Task goal: If a record holds a picture, drop the picture and repeat everything else word for word.

Given data:

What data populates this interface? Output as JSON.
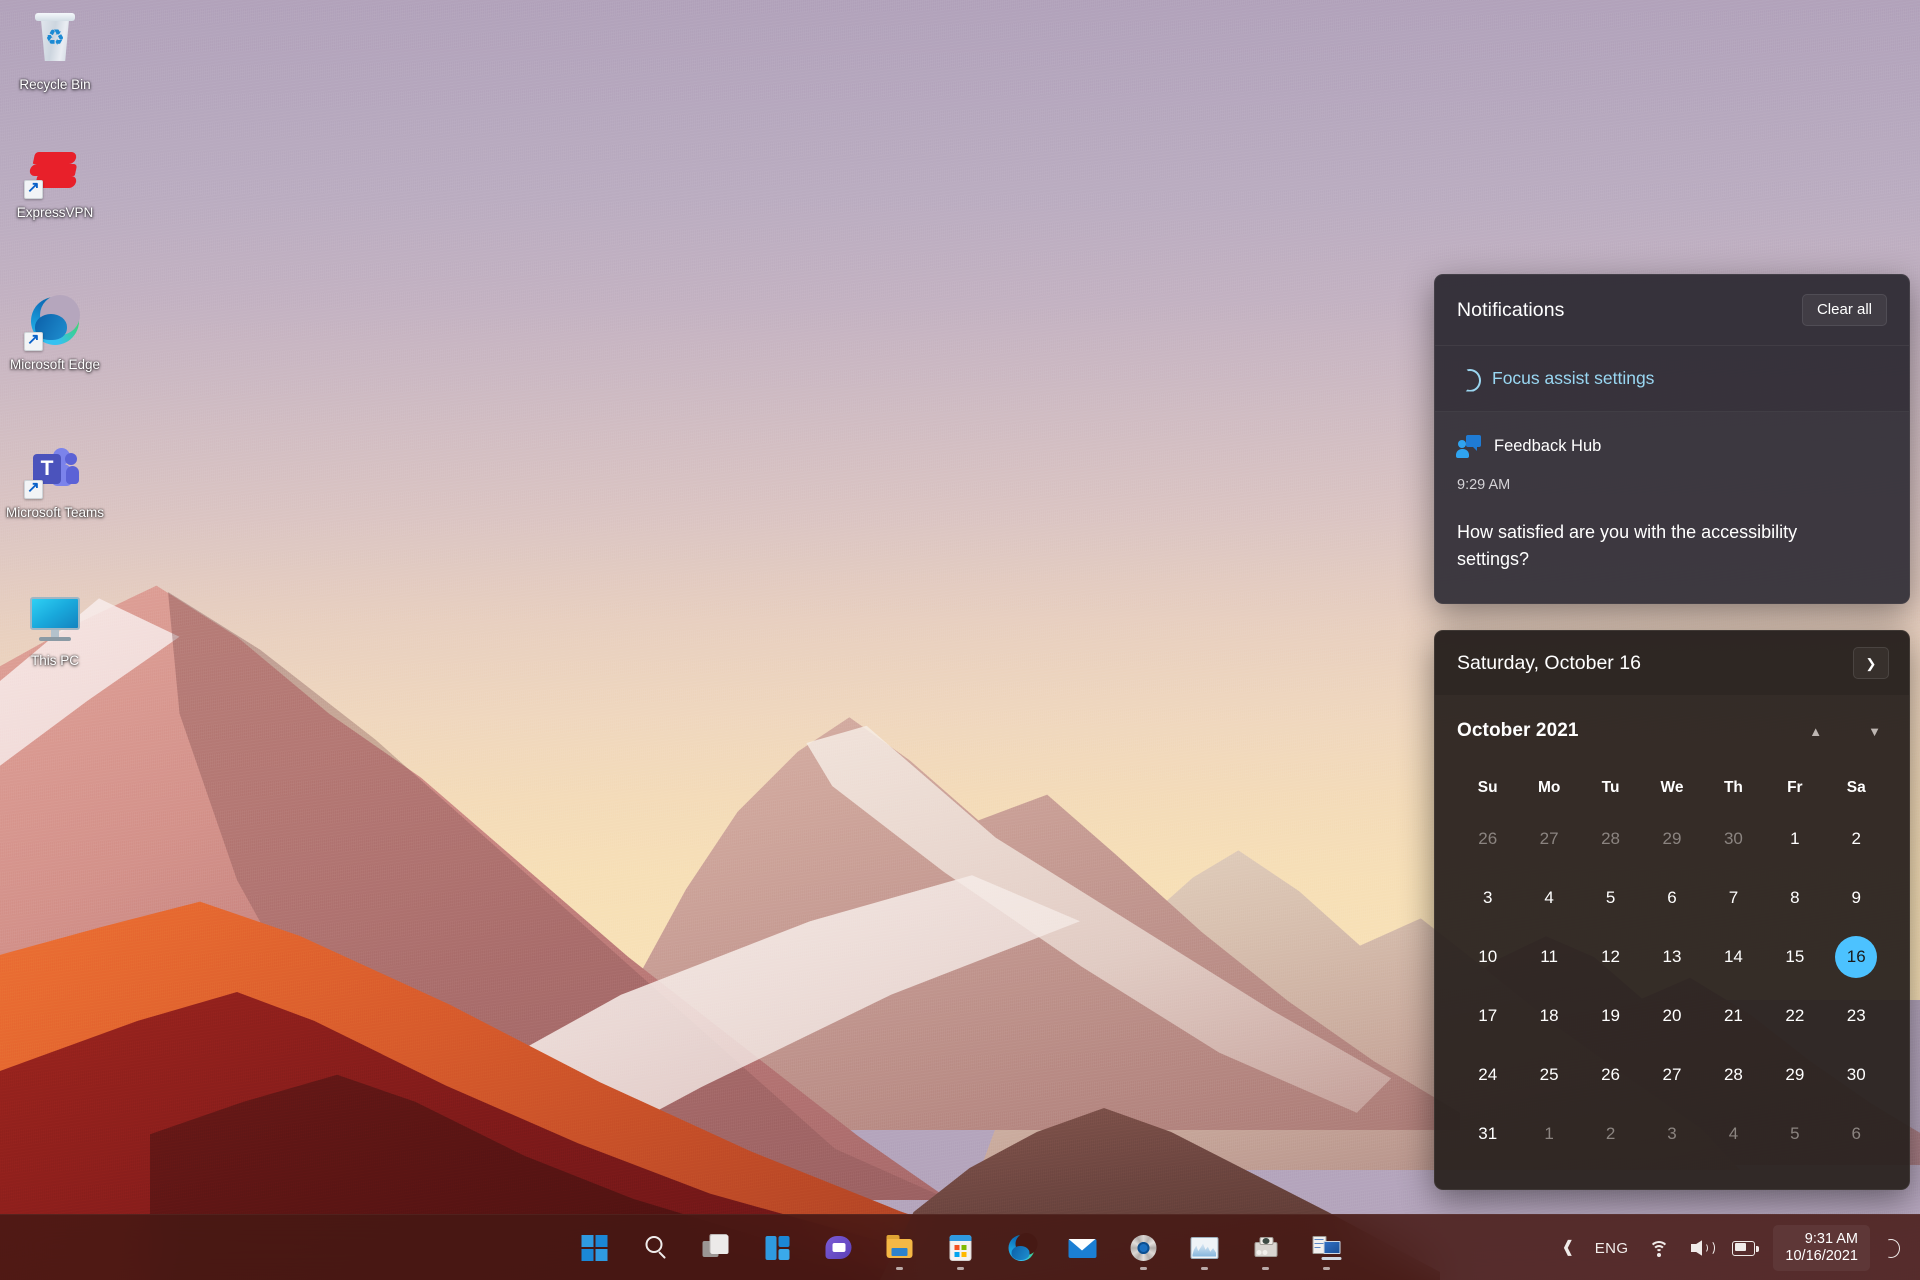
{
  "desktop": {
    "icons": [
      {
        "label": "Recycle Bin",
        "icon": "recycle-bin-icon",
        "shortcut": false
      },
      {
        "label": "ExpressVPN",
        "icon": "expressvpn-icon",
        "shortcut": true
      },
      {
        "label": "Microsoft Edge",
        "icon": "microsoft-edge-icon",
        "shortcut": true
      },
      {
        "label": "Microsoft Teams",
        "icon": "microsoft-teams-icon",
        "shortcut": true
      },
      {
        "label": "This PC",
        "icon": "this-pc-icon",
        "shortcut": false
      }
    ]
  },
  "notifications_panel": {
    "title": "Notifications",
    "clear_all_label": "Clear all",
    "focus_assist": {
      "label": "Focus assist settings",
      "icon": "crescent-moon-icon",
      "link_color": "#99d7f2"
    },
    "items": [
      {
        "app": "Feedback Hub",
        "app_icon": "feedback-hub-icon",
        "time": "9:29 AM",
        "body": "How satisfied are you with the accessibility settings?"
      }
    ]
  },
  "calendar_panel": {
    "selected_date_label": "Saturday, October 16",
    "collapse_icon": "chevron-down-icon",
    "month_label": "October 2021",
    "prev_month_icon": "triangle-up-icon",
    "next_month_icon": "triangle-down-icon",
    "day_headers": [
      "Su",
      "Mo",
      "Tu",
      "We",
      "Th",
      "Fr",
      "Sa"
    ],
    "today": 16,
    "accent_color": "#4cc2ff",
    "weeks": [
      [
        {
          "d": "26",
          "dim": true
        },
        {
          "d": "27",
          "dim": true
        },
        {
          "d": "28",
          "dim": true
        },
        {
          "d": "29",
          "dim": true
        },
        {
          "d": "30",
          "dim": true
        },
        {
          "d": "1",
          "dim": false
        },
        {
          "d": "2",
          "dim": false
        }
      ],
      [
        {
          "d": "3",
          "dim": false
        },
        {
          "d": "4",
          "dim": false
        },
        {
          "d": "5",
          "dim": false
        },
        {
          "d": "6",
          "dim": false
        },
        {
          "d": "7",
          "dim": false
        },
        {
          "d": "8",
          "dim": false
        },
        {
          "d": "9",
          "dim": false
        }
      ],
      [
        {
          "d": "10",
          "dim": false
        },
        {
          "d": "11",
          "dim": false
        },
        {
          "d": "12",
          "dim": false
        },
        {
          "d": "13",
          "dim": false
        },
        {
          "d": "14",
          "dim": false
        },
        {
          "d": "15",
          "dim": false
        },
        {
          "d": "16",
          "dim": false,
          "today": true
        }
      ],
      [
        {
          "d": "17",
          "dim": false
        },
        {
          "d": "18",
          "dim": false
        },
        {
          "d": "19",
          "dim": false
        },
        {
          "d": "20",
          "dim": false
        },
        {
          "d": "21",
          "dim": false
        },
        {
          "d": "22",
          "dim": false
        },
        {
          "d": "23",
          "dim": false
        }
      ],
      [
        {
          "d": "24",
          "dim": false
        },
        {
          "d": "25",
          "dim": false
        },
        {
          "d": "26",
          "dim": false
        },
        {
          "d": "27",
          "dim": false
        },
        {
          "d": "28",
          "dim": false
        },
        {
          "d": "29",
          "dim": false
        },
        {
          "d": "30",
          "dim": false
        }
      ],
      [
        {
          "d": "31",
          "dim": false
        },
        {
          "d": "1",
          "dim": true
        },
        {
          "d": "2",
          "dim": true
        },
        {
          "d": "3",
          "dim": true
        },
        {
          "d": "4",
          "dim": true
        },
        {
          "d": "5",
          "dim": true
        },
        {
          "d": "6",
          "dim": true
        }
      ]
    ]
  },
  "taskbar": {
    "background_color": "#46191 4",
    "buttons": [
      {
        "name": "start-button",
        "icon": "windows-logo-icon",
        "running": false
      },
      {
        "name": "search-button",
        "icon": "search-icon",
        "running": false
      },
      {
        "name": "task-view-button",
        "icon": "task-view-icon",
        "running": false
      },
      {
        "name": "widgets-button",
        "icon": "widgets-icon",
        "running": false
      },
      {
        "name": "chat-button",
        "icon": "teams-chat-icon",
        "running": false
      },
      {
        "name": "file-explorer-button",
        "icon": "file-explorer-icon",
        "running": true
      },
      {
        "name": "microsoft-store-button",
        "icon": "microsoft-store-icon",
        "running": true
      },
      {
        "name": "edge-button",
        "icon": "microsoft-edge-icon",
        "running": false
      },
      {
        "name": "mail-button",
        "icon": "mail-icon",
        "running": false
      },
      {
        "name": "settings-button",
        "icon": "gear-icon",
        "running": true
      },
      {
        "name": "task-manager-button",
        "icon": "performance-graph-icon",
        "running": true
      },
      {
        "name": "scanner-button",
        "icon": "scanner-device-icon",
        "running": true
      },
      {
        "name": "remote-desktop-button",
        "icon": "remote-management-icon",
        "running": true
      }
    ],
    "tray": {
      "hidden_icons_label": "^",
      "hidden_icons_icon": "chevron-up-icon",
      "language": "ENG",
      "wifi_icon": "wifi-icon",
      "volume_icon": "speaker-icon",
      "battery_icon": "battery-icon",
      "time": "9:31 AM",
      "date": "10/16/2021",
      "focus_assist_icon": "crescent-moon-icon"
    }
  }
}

Response to this exercise:
What data populates this interface? Output as JSON.
{
  "desktop": {
    "icons": [
      {
        "label": "Recycle Bin",
        "icon": "recycle-bin-icon",
        "shortcut": false
      },
      {
        "label": "ExpressVPN",
        "icon": "expressvpn-icon",
        "shortcut": true
      },
      {
        "label": "Microsoft Edge",
        "icon": "microsoft-edge-icon",
        "shortcut": true
      },
      {
        "label": "Microsoft Teams",
        "icon": "microsoft-teams-icon",
        "shortcut": true
      },
      {
        "label": "This PC",
        "icon": "this-pc-icon",
        "shortcut": false
      }
    ]
  },
  "notifications_panel": {
    "title": "Notifications",
    "clear_all_label": "Clear all",
    "focus_assist": {
      "label": "Focus assist settings",
      "icon": "crescent-moon-icon",
      "link_color": "#99d7f2"
    },
    "items": [
      {
        "app": "Feedback Hub",
        "app_icon": "feedback-hub-icon",
        "time": "9:29 AM",
        "body": "How satisfied are you with the accessibility settings?"
      }
    ]
  },
  "calendar_panel": {
    "selected_date_label": "Saturday, October 16",
    "collapse_icon": "chevron-down-icon",
    "month_label": "October 2021",
    "prev_month_icon": "triangle-up-icon",
    "next_month_icon": "triangle-down-icon",
    "day_headers": [
      "Su",
      "Mo",
      "Tu",
      "We",
      "Th",
      "Fr",
      "Sa"
    ],
    "today": 16,
    "accent_color": "#4cc2ff",
    "weeks": [
      [
        {
          "d": "26",
          "dim": true
        },
        {
          "d": "27",
          "dim": true
        },
        {
          "d": "28",
          "dim": true
        },
        {
          "d": "29",
          "dim": true
        },
        {
          "d": "30",
          "dim": true
        },
        {
          "d": "1",
          "dim": false
        },
        {
          "d": "2",
          "dim": false
        }
      ],
      [
        {
          "d": "3",
          "dim": false
        },
        {
          "d": "4",
          "dim": false
        },
        {
          "d": "5",
          "dim": false
        },
        {
          "d": "6",
          "dim": false
        },
        {
          "d": "7",
          "dim": false
        },
        {
          "d": "8",
          "dim": false
        },
        {
          "d": "9",
          "dim": false
        }
      ],
      [
        {
          "d": "10",
          "dim": false
        },
        {
          "d": "11",
          "dim": false
        },
        {
          "d": "12",
          "dim": false
        },
        {
          "d": "13",
          "dim": false
        },
        {
          "d": "14",
          "dim": false
        },
        {
          "d": "15",
          "dim": false
        },
        {
          "d": "16",
          "dim": false,
          "today": true
        }
      ],
      [
        {
          "d": "17",
          "dim": false
        },
        {
          "d": "18",
          "dim": false
        },
        {
          "d": "19",
          "dim": false
        },
        {
          "d": "20",
          "dim": false
        },
        {
          "d": "21",
          "dim": false
        },
        {
          "d": "22",
          "dim": false
        },
        {
          "d": "23",
          "dim": false
        }
      ],
      [
        {
          "d": "24",
          "dim": false
        },
        {
          "d": "25",
          "dim": false
        },
        {
          "d": "26",
          "dim": false
        },
        {
          "d": "27",
          "dim": false
        },
        {
          "d": "28",
          "dim": false
        },
        {
          "d": "29",
          "dim": false
        },
        {
          "d": "30",
          "dim": false
        }
      ],
      [
        {
          "d": "31",
          "dim": false
        },
        {
          "d": "1",
          "dim": true
        },
        {
          "d": "2",
          "dim": true
        },
        {
          "d": "3",
          "dim": true
        },
        {
          "d": "4",
          "dim": true
        },
        {
          "d": "5",
          "dim": true
        },
        {
          "d": "6",
          "dim": true
        }
      ]
    ]
  },
  "taskbar": {
    "background_color": "#46191 4",
    "buttons": [
      {
        "name": "start-button",
        "icon": "windows-logo-icon",
        "running": false
      },
      {
        "name": "search-button",
        "icon": "search-icon",
        "running": false
      },
      {
        "name": "task-view-button",
        "icon": "task-view-icon",
        "running": false
      },
      {
        "name": "widgets-button",
        "icon": "widgets-icon",
        "running": false
      },
      {
        "name": "chat-button",
        "icon": "teams-chat-icon",
        "running": false
      },
      {
        "name": "file-explorer-button",
        "icon": "file-explorer-icon",
        "running": true
      },
      {
        "name": "microsoft-store-button",
        "icon": "microsoft-store-icon",
        "running": true
      },
      {
        "name": "edge-button",
        "icon": "microsoft-edge-icon",
        "running": false
      },
      {
        "name": "mail-button",
        "icon": "mail-icon",
        "running": false
      },
      {
        "name": "settings-button",
        "icon": "gear-icon",
        "running": true
      },
      {
        "name": "task-manager-button",
        "icon": "performance-graph-icon",
        "running": true
      },
      {
        "name": "scanner-button",
        "icon": "scanner-device-icon",
        "running": true
      },
      {
        "name": "remote-desktop-button",
        "icon": "remote-management-icon",
        "running": true
      }
    ],
    "tray": {
      "hidden_icons_label": "^",
      "hidden_icons_icon": "chevron-up-icon",
      "language": "ENG",
      "wifi_icon": "wifi-icon",
      "volume_icon": "speaker-icon",
      "battery_icon": "battery-icon",
      "time": "9:31 AM",
      "date": "10/16/2021",
      "focus_assist_icon": "crescent-moon-icon"
    }
  }
}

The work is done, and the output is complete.